[INPUT FOR THIS TASK]
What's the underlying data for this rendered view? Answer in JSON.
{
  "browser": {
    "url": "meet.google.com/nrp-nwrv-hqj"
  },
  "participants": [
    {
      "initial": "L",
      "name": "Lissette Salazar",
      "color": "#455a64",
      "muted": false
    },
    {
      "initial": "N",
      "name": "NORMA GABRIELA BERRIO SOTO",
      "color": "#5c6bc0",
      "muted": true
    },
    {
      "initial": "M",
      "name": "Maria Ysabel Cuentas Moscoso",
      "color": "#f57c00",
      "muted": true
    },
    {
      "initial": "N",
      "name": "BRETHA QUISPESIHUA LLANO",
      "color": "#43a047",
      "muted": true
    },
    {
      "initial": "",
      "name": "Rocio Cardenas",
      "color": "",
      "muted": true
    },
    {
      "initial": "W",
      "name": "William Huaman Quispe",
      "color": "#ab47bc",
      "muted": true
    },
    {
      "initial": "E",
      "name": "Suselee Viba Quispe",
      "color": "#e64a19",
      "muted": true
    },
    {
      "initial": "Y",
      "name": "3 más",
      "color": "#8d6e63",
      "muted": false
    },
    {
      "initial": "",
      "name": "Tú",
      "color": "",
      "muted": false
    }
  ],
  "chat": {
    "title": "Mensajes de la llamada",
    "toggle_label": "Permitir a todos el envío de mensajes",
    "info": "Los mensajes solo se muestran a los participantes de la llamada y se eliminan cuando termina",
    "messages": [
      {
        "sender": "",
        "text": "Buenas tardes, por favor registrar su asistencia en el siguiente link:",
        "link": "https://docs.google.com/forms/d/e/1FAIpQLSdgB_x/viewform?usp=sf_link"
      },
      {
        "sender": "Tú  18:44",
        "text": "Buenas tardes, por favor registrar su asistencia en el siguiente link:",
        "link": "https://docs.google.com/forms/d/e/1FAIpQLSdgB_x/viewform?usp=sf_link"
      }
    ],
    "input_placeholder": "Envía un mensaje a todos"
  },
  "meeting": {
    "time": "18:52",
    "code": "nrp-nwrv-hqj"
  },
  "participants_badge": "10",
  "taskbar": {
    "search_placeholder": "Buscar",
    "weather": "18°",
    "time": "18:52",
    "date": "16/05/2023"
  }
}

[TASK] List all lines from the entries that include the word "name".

[TASK SOLUTION]
      "name": "Lissette Salazar",
      "name": "NORMA GABRIELA BERRIO SOTO",
      "name": "Maria Ysabel Cuentas Moscoso",
      "name": "BRETHA QUISPESIHUA LLANO",
      "name": "Rocio Cardenas",
      "name": "William Huaman Quispe",
      "name": "Suselee Viba Quispe",
      "name": "3 más",
      "name": "Tú",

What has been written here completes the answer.